Pen Names Use by Women Writers
• “A Lady” - Jane Austen – Originally Austen wrote all of her works anonymously. All of her title pages in her novels listed this pen name.
• H.D. Imagiste, - Hilda Doolittle – The last name spurned from her type of poetry called imagism. Poets who wrote this style were called Imagist.
• George Sand - Aurore Dudevant – Dudevant actually went out in public as her alter ego: dressing the part of a man and going to the opera.
• Currer, Ellis and Acton Bell - Charlotte, Emily and Anne Bronte – Originally the works of the Bronte sisters were published under their male names. The publishers were deceived; they had no idea these 3 were actually women. They also had to hide their new found profession from their father who was an Anglican preacher.
• A.M. Barnard - Louisa May Alcott – She also wrote under the names of Aunt Weedy, Flora Fairfield, Oranthy Bluggage and Minerva Moody. Her now famous works of Little Women and Little Men didn’t sell as well and she needed more money. She wrote more sensual and provocative stories under her other names while preserving her “good image” associated with the other stories she wrote.

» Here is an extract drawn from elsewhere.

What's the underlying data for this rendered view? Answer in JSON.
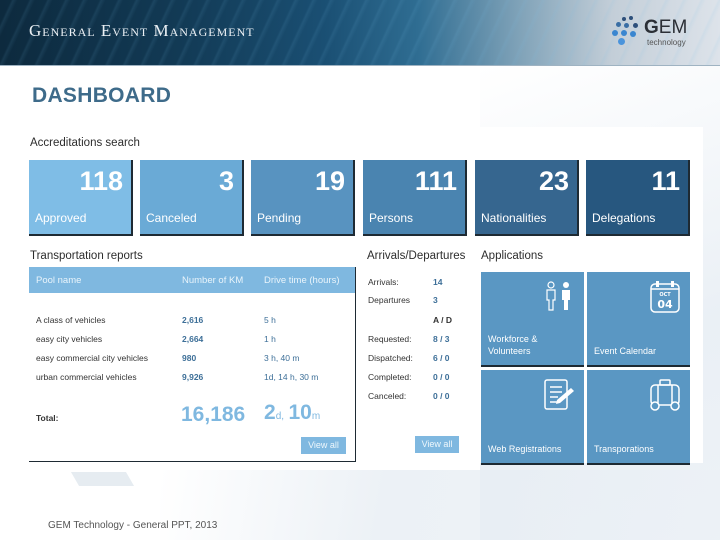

• Francoise - Robertine Barry – It is believe Barry changed her name because she wrote for a Canadian magazine that published her stories about abused rural woman.

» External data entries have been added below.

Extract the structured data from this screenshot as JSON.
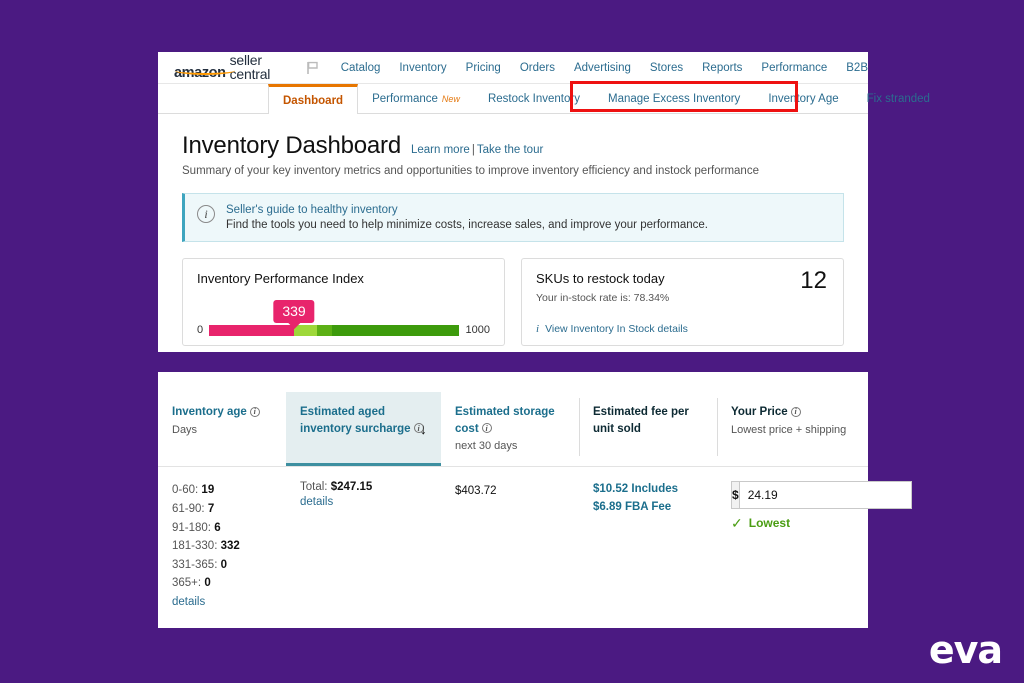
{
  "theme": {
    "background": "#4b1a82",
    "accent_orange": "#e77600",
    "link_blue": "#2b6c8f",
    "teal": "#3d8fa0",
    "highlight_red": "#ee1111",
    "green": "#4a9d12",
    "gauge_red": "#e8246c"
  },
  "global_nav": {
    "brand_amazon": "amazon",
    "brand_sub": "seller central",
    "flag_icon": "flag-icon",
    "items": [
      {
        "label": "Catalog"
      },
      {
        "label": "Inventory"
      },
      {
        "label": "Pricing"
      },
      {
        "label": "Orders"
      },
      {
        "label": "Advertising"
      },
      {
        "label": "Stores"
      },
      {
        "label": "Reports"
      },
      {
        "label": "Performance"
      },
      {
        "label": "B2B"
      }
    ]
  },
  "sub_tabs": [
    {
      "label": "Dashboard",
      "active": true,
      "badge": ""
    },
    {
      "label": "Performance",
      "active": false,
      "badge": "New"
    },
    {
      "label": "Restock Inventory",
      "active": false,
      "badge": ""
    },
    {
      "label": "Manage Excess Inventory",
      "active": false,
      "badge": ""
    },
    {
      "label": "Inventory Age",
      "active": false,
      "badge": ""
    },
    {
      "label": "Fix stranded",
      "active": false,
      "badge": ""
    }
  ],
  "page": {
    "title": "Inventory Dashboard",
    "learn_more": "Learn more",
    "separator": "|",
    "take_tour": "Take the tour",
    "subtitle": "Summary of your key inventory metrics and opportunities to improve inventory efficiency and instock performance"
  },
  "banner": {
    "icon": "info-icon",
    "title": "Seller's guide to healthy inventory",
    "text": "Find the tools you need to help minimize costs, increase sales, and improve your performance."
  },
  "cards": {
    "ipi": {
      "title": "Inventory Performance Index",
      "score": "339",
      "min": "0",
      "max": "1000"
    },
    "restock": {
      "title": "SKUs to restock today",
      "count": "12",
      "instock_text": "Your in-stock rate is: 78.34%",
      "link_icon": "info-icon",
      "link": "View Inventory In Stock details"
    }
  },
  "chart_data": {
    "type": "bar",
    "title": "Inventory Performance Index",
    "categories": [
      "IPI score"
    ],
    "values": [
      339
    ],
    "xlabel": "",
    "ylabel": "",
    "ylim": [
      0,
      1000
    ],
    "annotations": [
      "339"
    ],
    "segments": [
      {
        "from": 0,
        "to": 339,
        "color": "#e8246c"
      },
      {
        "from": 339,
        "to": 430,
        "color": "#9ed83a"
      },
      {
        "from": 430,
        "to": 490,
        "color": "#5cb015"
      },
      {
        "from": 490,
        "to": 1000,
        "color": "#3d9b0c"
      }
    ]
  },
  "table": {
    "columns": [
      {
        "title": "Inventory age",
        "has_info": true,
        "sub": "Days",
        "style": "link",
        "selected": false,
        "sort_arrow": ""
      },
      {
        "title": "Estimated aged inventory surcharge",
        "has_info": true,
        "sub": "",
        "style": "link",
        "selected": true,
        "sort_arrow": "↓"
      },
      {
        "title": "Estimated storage cost",
        "has_info": true,
        "sub": "next 30 days",
        "style": "link",
        "selected": false,
        "sort_arrow": ""
      },
      {
        "title": "Estimated fee per unit sold",
        "has_info": false,
        "sub": "",
        "style": "plain",
        "selected": false,
        "sort_arrow": ""
      },
      {
        "title": "Your Price",
        "has_info": true,
        "sub": "Lowest price + shipping",
        "style": "plain",
        "selected": false,
        "sort_arrow": ""
      }
    ],
    "inventory_age": {
      "buckets": [
        {
          "range": "0-60:",
          "value": "19"
        },
        {
          "range": "61-90:",
          "value": "7"
        },
        {
          "range": "91-180:",
          "value": "6"
        },
        {
          "range": "181-330:",
          "value": "332"
        },
        {
          "range": "331-365:",
          "value": "0"
        },
        {
          "range": "365+:",
          "value": "0"
        }
      ],
      "details_link": "details"
    },
    "aged_surcharge": {
      "total_label": "Total:",
      "total_value": "$247.15",
      "details_link": "details"
    },
    "storage_cost": {
      "value": "$403.72"
    },
    "fee_per_unit": {
      "line1": "$10.52 Includes",
      "line2": "$6.89 FBA Fee"
    },
    "your_price": {
      "currency": "$",
      "value": "24.19",
      "check_icon": "check-icon",
      "status": "Lowest"
    }
  },
  "watermark": {
    "logo_text": "eva"
  }
}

• George Eliot - Mary Ann Evans – Author of Silas Marner. She was a famous literary critic and was also having an affair with a married man that was well known. She changed her name when publishing her books in order to get away from these and also to get her books out to a wider audience.
Even though women have more rights today then we once had, there are still modern authors who chose to use pen names for the same reasons or foremothers did. In fact when J.K. Rowling first began publishing the Harry Potter series, her publishers advised her to use her initials or other pen name because they didn’t think little boys would read her series.
Editor's Picks Articles
Top Ten Articles
Content copyright © 2018 by Jeanette Stingley. All rights reserved.
This content was written by Jeanette Stingley. If you wish to use this content in any manner, you need written permission. Contact Jeanette Stingley for details.